Montreal 2 Washington 4 (Verizon Center)
This should come as no surprise, but I don't stand behind the bench of the Montreal Canadiens to watch games. Head coach Jacques Martin does. Consequently, it's normal for us to have a slightly different perspective about what happens on the ice.
As an example, let's look at the first period of tonight's game.
There was no score after the first period. Shots were 11-to-3 in favor of the Capitals. Washington outhit Montreal 14-to-5. The Canadiens were out-muscled and spent most of the period in their own zone. The only reason that the game was still tied at zero was the superb play of Carey Price.
Now, let's hear from Coach Martin about his thoughts.
"After a pretty even first period, I thought we lost momentum," Martin said. "They took the game away in the second period. They were more on the puck, were more aggressive, won more battles."
Well, I guess the game really looks different from behind the bench.
Granted, the Capitals won more puck battles and were more aggressive but that didn't start in the second period. How is it that the Capitals can dominate in shots on goal, hits, and time in the offensive zone and Martin calls it "a pretty even first period?"
They say that before a problem can be fixed, it has to be acknowledged. Is it possible that there have been no solutions for the issues that plague the Canadiens because Martin doesn't see anything wrong? It was game number 44 tonight. Many of the same challenges that we identified at the beginning of the season, still exist.

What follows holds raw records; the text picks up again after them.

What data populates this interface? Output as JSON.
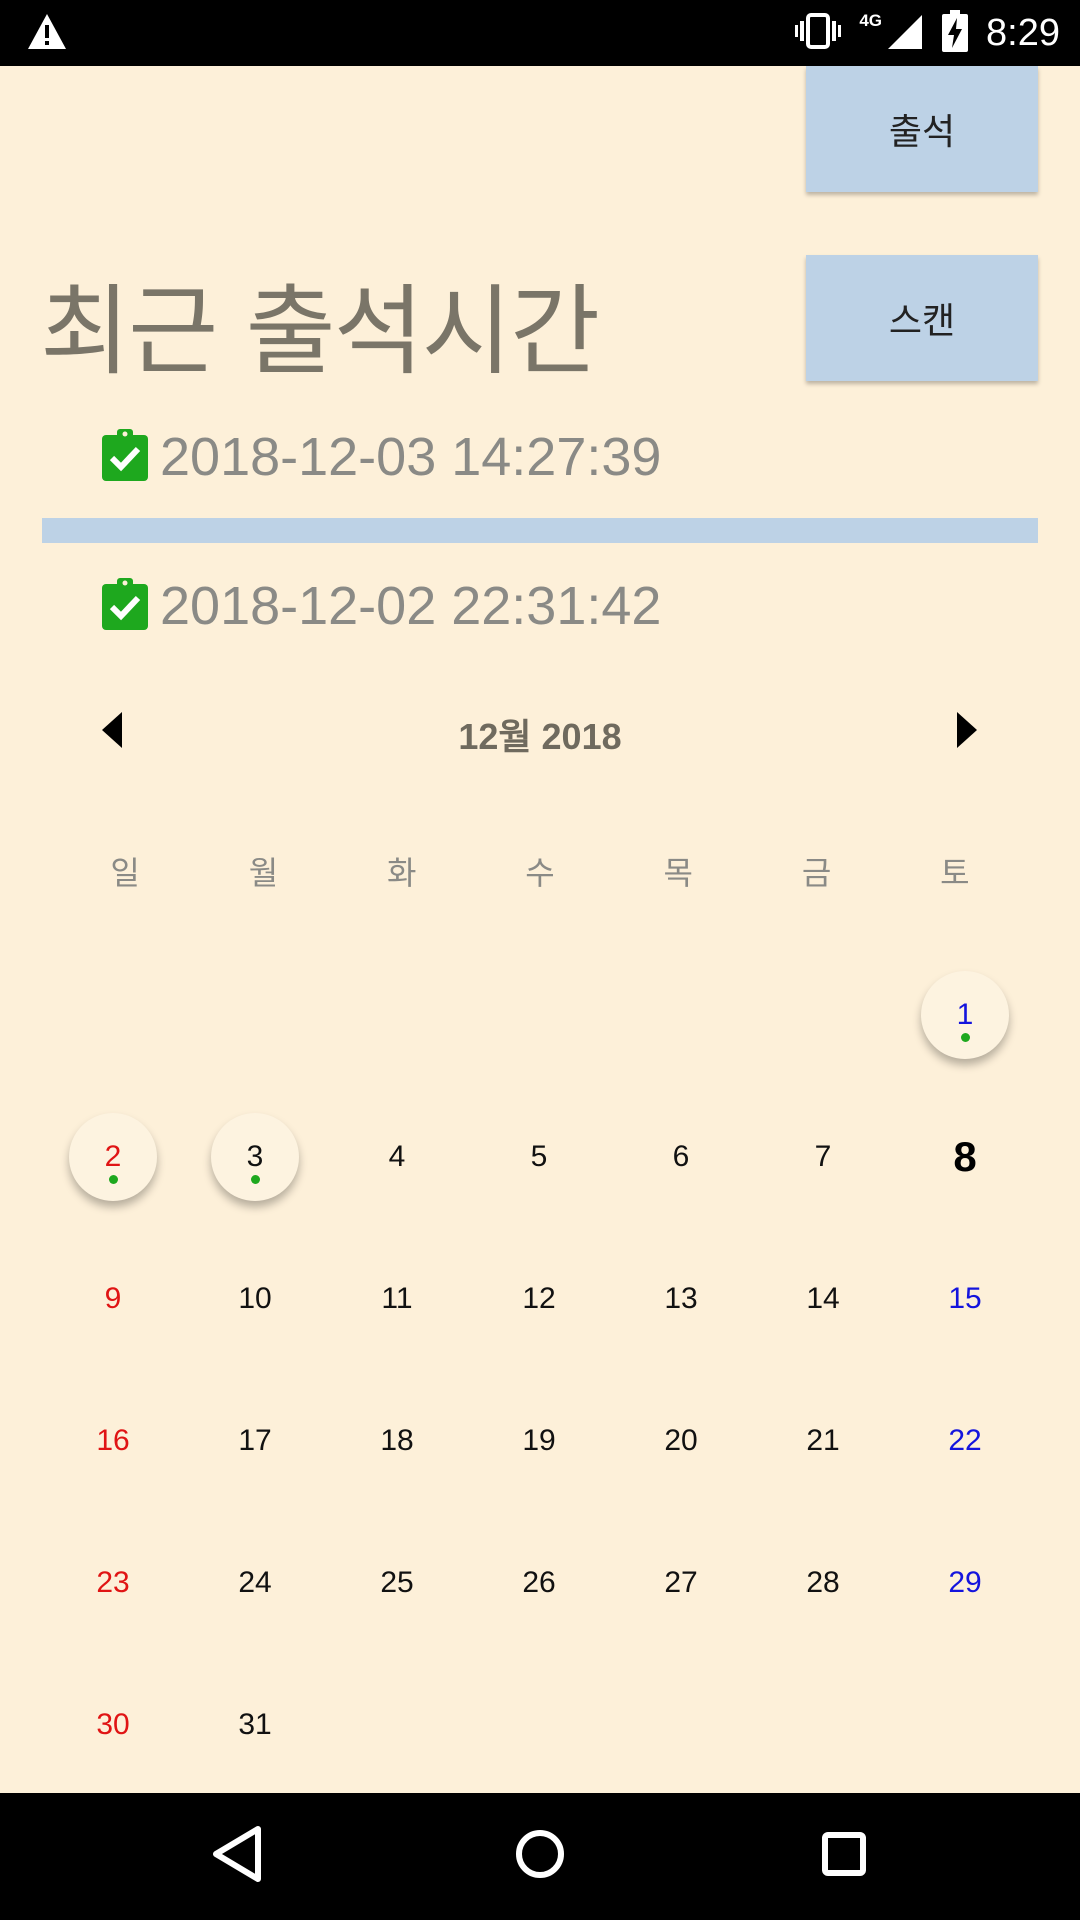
{
  "status_bar": {
    "time": "8:29",
    "network": "4G",
    "icons": [
      "warning-icon",
      "vibrate-icon",
      "signal-icon",
      "battery-charging-icon"
    ]
  },
  "buttons": {
    "attend": "출석",
    "scan": "스캔"
  },
  "section_title": "최근 출석시간",
  "records": [
    {
      "icon": "clipboard-check-icon",
      "timestamp": "2018-12-03 14:27:39"
    },
    {
      "icon": "clipboard-check-icon",
      "timestamp": "2018-12-02 22:31:42"
    }
  ],
  "calendar": {
    "title": "12월 2018",
    "weekdays": [
      "일",
      "월",
      "화",
      "수",
      "목",
      "금",
      "토"
    ],
    "first_weekday_index": 6,
    "days_in_month": 31,
    "today": 8,
    "attended_days": [
      1,
      2,
      3
    ],
    "colors": {
      "sunday": "#e01414",
      "saturday": "#1414dd",
      "attendance_dot": "#1ea81e"
    }
  },
  "colors": {
    "background": "#fdf0d9",
    "button": "#bdd2e6",
    "divider": "#bdd2e6",
    "check_icon": "#1ea81e"
  },
  "nav_bar": {
    "icons": [
      "back-icon",
      "home-icon",
      "recents-icon"
    ]
  }
}
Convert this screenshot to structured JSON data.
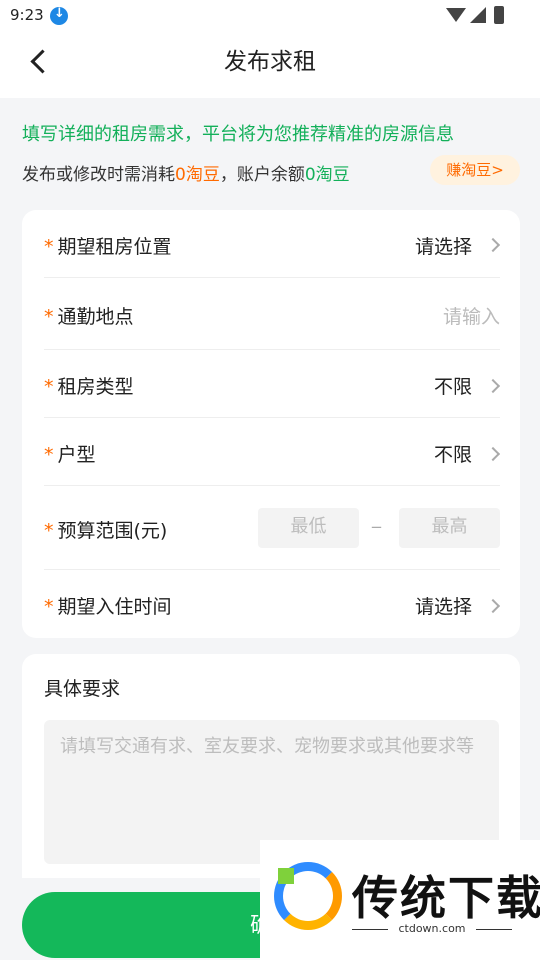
{
  "status_bar": {
    "time": "9:23"
  },
  "header": {
    "title": "发布求租"
  },
  "notice": {
    "headline": "填写详细的租房需求，平台将为您推荐精准的房源信息",
    "cost_prefix": "发布或修改时需消耗",
    "cost_amount": "0淘豆",
    "balance_prefix": "，账户余额",
    "balance_amount": "0淘豆",
    "earn_button": "赚淘豆>"
  },
  "form": {
    "rows": [
      {
        "label": "期望租房位置",
        "value": "请选择"
      },
      {
        "label": "通勤地点",
        "placeholder": "请输入"
      },
      {
        "label": "租房类型",
        "value": "不限"
      },
      {
        "label": "户型",
        "value": "不限"
      },
      {
        "label": "预算范围(元)",
        "min_placeholder": "最低",
        "separator": "_",
        "max_placeholder": "最高"
      },
      {
        "label": "期望入住时间",
        "value": "请选择"
      }
    ],
    "required_mark": "*"
  },
  "requirements": {
    "title": "具体要求",
    "placeholder": "请填写交通有求、室友要求、宠物要求或其他要求等"
  },
  "confirm_button": "确定",
  "watermark": {
    "text": "传统下载",
    "url": "ctdown.com"
  },
  "colors": {
    "brand_green": "#14b85a",
    "accent_orange": "#ff6a00"
  }
}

The Canadiens continue to play a passive system that easily yields the puck, the neutral zone and the blue-line to the opposition. Habs defensemen back in on their goaltender. Hal Gill followed the system so effectively that he was at the crease to deflect in the second Capitals goal and Gill screened Price for the third goal against.

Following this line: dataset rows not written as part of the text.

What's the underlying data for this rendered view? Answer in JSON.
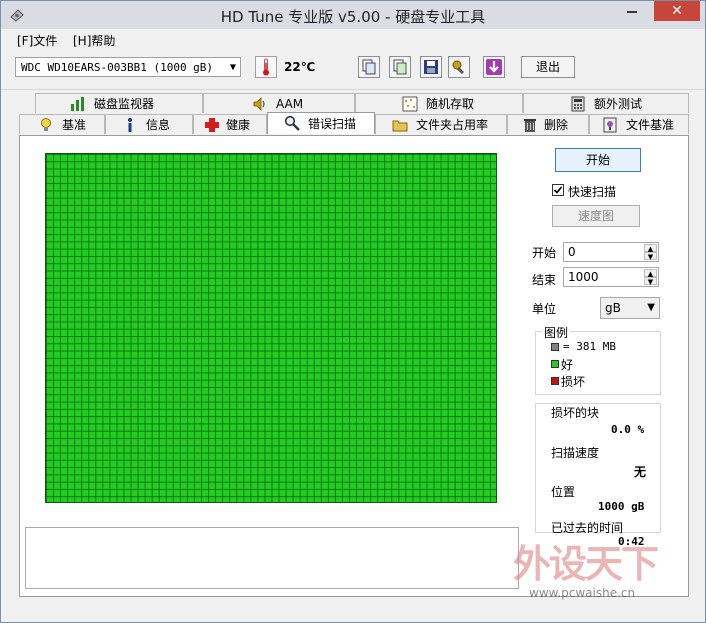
{
  "window": {
    "title": "HD Tune 专业版 v5.00 - 硬盘专业工具",
    "close_label": "✕"
  },
  "menu": {
    "file": "[F]文件",
    "help": "[H]帮助"
  },
  "toolbar": {
    "drive": "WDC WD10EARS-003BB1 (1000 gB)",
    "temperature": "22℃",
    "exit": "退出"
  },
  "tabs_top": [
    "磁盘监视器",
    "AAM",
    "随机存取",
    "额外测试"
  ],
  "tabs_bottom": [
    "基准",
    "信息",
    "健康",
    "错误扫描",
    "文件夹占用率",
    "删除",
    "文件基准"
  ],
  "scan": {
    "start_button": "开始",
    "quick_scan_label": "快速扫描",
    "quick_scan_checked": true,
    "speed_map_button": "速度图",
    "start_label": "开始",
    "start_value": "0",
    "end_label": "结束",
    "end_value": "1000",
    "unit_label": "单位",
    "unit_value": "gB"
  },
  "legend": {
    "title": "图例",
    "block_size": "= 381 MB",
    "good": "好",
    "bad": "损坏",
    "colors": {
      "block": "#808080",
      "good": "#22cc22",
      "bad": "#cc1111"
    }
  },
  "stats": {
    "damaged_label": "损坏的块",
    "damaged_value": "0.0 %",
    "speed_label": "扫描速度",
    "speed_value": "无",
    "position_label": "位置",
    "position_value": "1000 gB",
    "elapsed_label": "已过去的时间",
    "elapsed_value": "0:42"
  },
  "watermark": {
    "text": "外设天下",
    "url": "www.pcwaishe.cn"
  }
}
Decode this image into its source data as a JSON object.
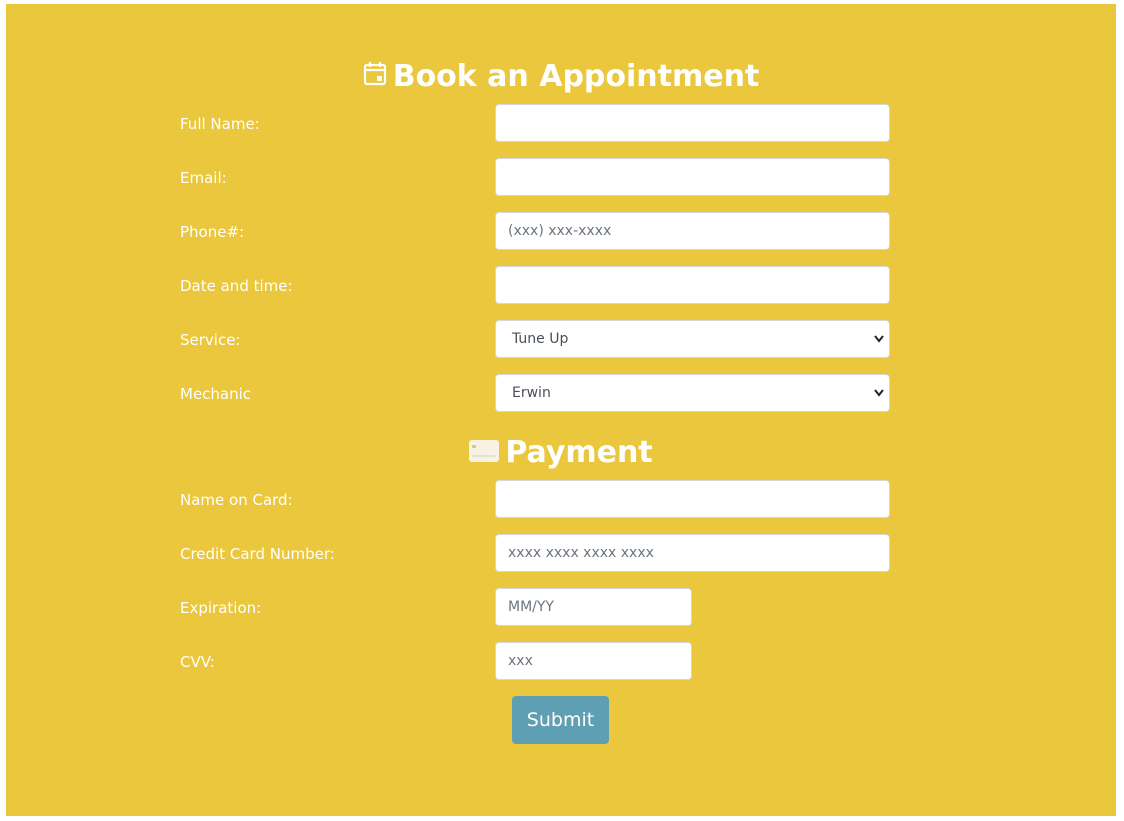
{
  "headings": {
    "appointment": "Book an Appointment",
    "payment": "Payment"
  },
  "icons": {
    "appointment": "calendar-icon",
    "payment": "credit-card-icon"
  },
  "colors": {
    "background": "#eac73c",
    "text": "#ffffff",
    "submit": "#5f9fb3"
  },
  "form": {
    "full_name": {
      "label": "Full Name:",
      "value": "",
      "placeholder": ""
    },
    "email": {
      "label": "Email:",
      "value": "",
      "placeholder": ""
    },
    "phone": {
      "label": "Phone#:",
      "value": "",
      "placeholder": "(xxx) xxx-xxxx"
    },
    "datetime": {
      "label": "Date and time:",
      "value": "",
      "placeholder": ""
    },
    "service": {
      "label": "Service:",
      "selected": "Tune Up"
    },
    "mechanic": {
      "label": "Mechanic",
      "selected": "Erwin"
    }
  },
  "payment": {
    "name_on_card": {
      "label": "Name on Card:",
      "value": "",
      "placeholder": ""
    },
    "card_number": {
      "label": "Credit Card Number:",
      "value": "",
      "placeholder": "xxxx xxxx xxxx xxxx"
    },
    "expiration": {
      "label": "Expiration:",
      "value": "",
      "placeholder": "MM/YY"
    },
    "cvv": {
      "label": "CVV:",
      "value": "",
      "placeholder": "xxx"
    }
  },
  "submit_label": "Submit"
}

The initial excitement about Benoit Pouliot is being tempered. Pouliot scored his third goal in a Canadiens jersey but he was also on the ice for three of four Washington goals.
The Canadiens top forward pairing of Tomas Plekanec and Mike Cammalleri continues to look lost with the absence of Andrei Kostitsyn. Plekanec and Cammalleri were also punished physically by the Capitals.

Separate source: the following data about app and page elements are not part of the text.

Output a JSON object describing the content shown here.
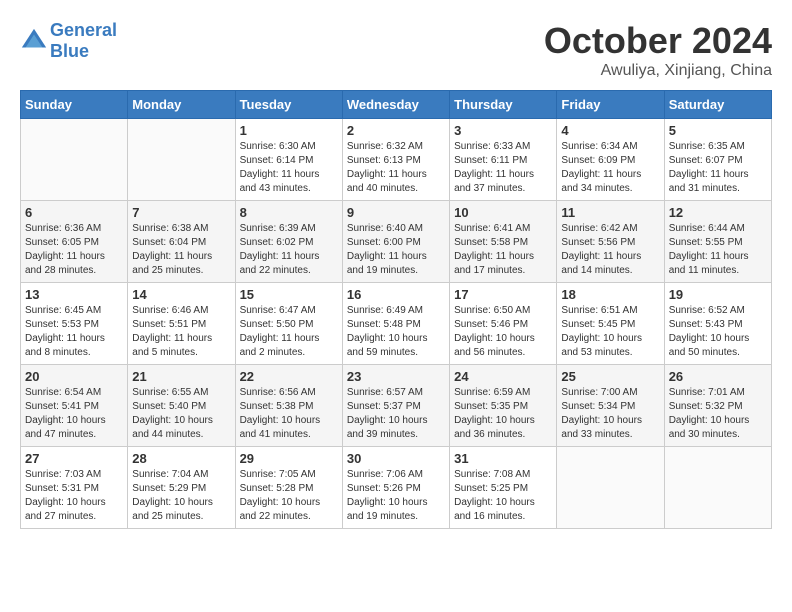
{
  "header": {
    "logo_line1": "General",
    "logo_line2": "Blue",
    "month": "October 2024",
    "location": "Awuliya, Xinjiang, China"
  },
  "weekdays": [
    "Sunday",
    "Monday",
    "Tuesday",
    "Wednesday",
    "Thursday",
    "Friday",
    "Saturday"
  ],
  "weeks": [
    [
      {
        "day": "",
        "info": ""
      },
      {
        "day": "",
        "info": ""
      },
      {
        "day": "1",
        "info": "Sunrise: 6:30 AM\nSunset: 6:14 PM\nDaylight: 11 hours\nand 43 minutes."
      },
      {
        "day": "2",
        "info": "Sunrise: 6:32 AM\nSunset: 6:13 PM\nDaylight: 11 hours\nand 40 minutes."
      },
      {
        "day": "3",
        "info": "Sunrise: 6:33 AM\nSunset: 6:11 PM\nDaylight: 11 hours\nand 37 minutes."
      },
      {
        "day": "4",
        "info": "Sunrise: 6:34 AM\nSunset: 6:09 PM\nDaylight: 11 hours\nand 34 minutes."
      },
      {
        "day": "5",
        "info": "Sunrise: 6:35 AM\nSunset: 6:07 PM\nDaylight: 11 hours\nand 31 minutes."
      }
    ],
    [
      {
        "day": "6",
        "info": "Sunrise: 6:36 AM\nSunset: 6:05 PM\nDaylight: 11 hours\nand 28 minutes."
      },
      {
        "day": "7",
        "info": "Sunrise: 6:38 AM\nSunset: 6:04 PM\nDaylight: 11 hours\nand 25 minutes."
      },
      {
        "day": "8",
        "info": "Sunrise: 6:39 AM\nSunset: 6:02 PM\nDaylight: 11 hours\nand 22 minutes."
      },
      {
        "day": "9",
        "info": "Sunrise: 6:40 AM\nSunset: 6:00 PM\nDaylight: 11 hours\nand 19 minutes."
      },
      {
        "day": "10",
        "info": "Sunrise: 6:41 AM\nSunset: 5:58 PM\nDaylight: 11 hours\nand 17 minutes."
      },
      {
        "day": "11",
        "info": "Sunrise: 6:42 AM\nSunset: 5:56 PM\nDaylight: 11 hours\nand 14 minutes."
      },
      {
        "day": "12",
        "info": "Sunrise: 6:44 AM\nSunset: 5:55 PM\nDaylight: 11 hours\nand 11 minutes."
      }
    ],
    [
      {
        "day": "13",
        "info": "Sunrise: 6:45 AM\nSunset: 5:53 PM\nDaylight: 11 hours\nand 8 minutes."
      },
      {
        "day": "14",
        "info": "Sunrise: 6:46 AM\nSunset: 5:51 PM\nDaylight: 11 hours\nand 5 minutes."
      },
      {
        "day": "15",
        "info": "Sunrise: 6:47 AM\nSunset: 5:50 PM\nDaylight: 11 hours\nand 2 minutes."
      },
      {
        "day": "16",
        "info": "Sunrise: 6:49 AM\nSunset: 5:48 PM\nDaylight: 10 hours\nand 59 minutes."
      },
      {
        "day": "17",
        "info": "Sunrise: 6:50 AM\nSunset: 5:46 PM\nDaylight: 10 hours\nand 56 minutes."
      },
      {
        "day": "18",
        "info": "Sunrise: 6:51 AM\nSunset: 5:45 PM\nDaylight: 10 hours\nand 53 minutes."
      },
      {
        "day": "19",
        "info": "Sunrise: 6:52 AM\nSunset: 5:43 PM\nDaylight: 10 hours\nand 50 minutes."
      }
    ],
    [
      {
        "day": "20",
        "info": "Sunrise: 6:54 AM\nSunset: 5:41 PM\nDaylight: 10 hours\nand 47 minutes."
      },
      {
        "day": "21",
        "info": "Sunrise: 6:55 AM\nSunset: 5:40 PM\nDaylight: 10 hours\nand 44 minutes."
      },
      {
        "day": "22",
        "info": "Sunrise: 6:56 AM\nSunset: 5:38 PM\nDaylight: 10 hours\nand 41 minutes."
      },
      {
        "day": "23",
        "info": "Sunrise: 6:57 AM\nSunset: 5:37 PM\nDaylight: 10 hours\nand 39 minutes."
      },
      {
        "day": "24",
        "info": "Sunrise: 6:59 AM\nSunset: 5:35 PM\nDaylight: 10 hours\nand 36 minutes."
      },
      {
        "day": "25",
        "info": "Sunrise: 7:00 AM\nSunset: 5:34 PM\nDaylight: 10 hours\nand 33 minutes."
      },
      {
        "day": "26",
        "info": "Sunrise: 7:01 AM\nSunset: 5:32 PM\nDaylight: 10 hours\nand 30 minutes."
      }
    ],
    [
      {
        "day": "27",
        "info": "Sunrise: 7:03 AM\nSunset: 5:31 PM\nDaylight: 10 hours\nand 27 minutes."
      },
      {
        "day": "28",
        "info": "Sunrise: 7:04 AM\nSunset: 5:29 PM\nDaylight: 10 hours\nand 25 minutes."
      },
      {
        "day": "29",
        "info": "Sunrise: 7:05 AM\nSunset: 5:28 PM\nDaylight: 10 hours\nand 22 minutes."
      },
      {
        "day": "30",
        "info": "Sunrise: 7:06 AM\nSunset: 5:26 PM\nDaylight: 10 hours\nand 19 minutes."
      },
      {
        "day": "31",
        "info": "Sunrise: 7:08 AM\nSunset: 5:25 PM\nDaylight: 10 hours\nand 16 minutes."
      },
      {
        "day": "",
        "info": ""
      },
      {
        "day": "",
        "info": ""
      }
    ]
  ]
}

The Habs also miss Ryan O'Byrne in the lineup especially for his physical play. Andrei Markov, Roman Hamrlik, Jaroslav Spacek, Hal Gill, and Josh Gorges, combined, registered a single hit. That's unacceptable for a defense corps that spends too much time chasing puck carriers.
Without the Kostitsyn brothers in the lineup, a spot is open for Georges Laraque. He was on the ice for four shifts totaling 2:42 in ice-time. Laraque had no shots, no hits, and no fights. Which begs the question: what is the point of Laraque continuing to occupy a roster spot?
The officiating crew that included Tim Peel was visible in this game (which is never a good thing), mostly for their non-calls. Mike Knuble slashing Markov's stick and breaking it was probably the most blatant non-penalty call. A moment later, Tomas Fleischmann scored to give the Capitals a 1-0 lead, and they never looked back.
The shots on goal were 43-to-26 for the Capitals which flatter the Canadiens. Washington dominated in every facet of the game except goaltending. Price's solid play was the only reason that the result remained respectable.
When taking more than 40 shots, the Capitals are 7-0-1. Perhaps ensuring that the shot total remained under 40 should have been part of the game plan. Of course, that probably looks much different from behind the bench too.
The Canadiens return home to play the Panthers on Thursday night. Given that Florida sits in 13th place, expect to see Jaroslav Halak in goal.
Rocket's three stars:
1. Alexander Semin
2. Carey Price
3. Tomas Fleischmann
Material from wire services was used in this report.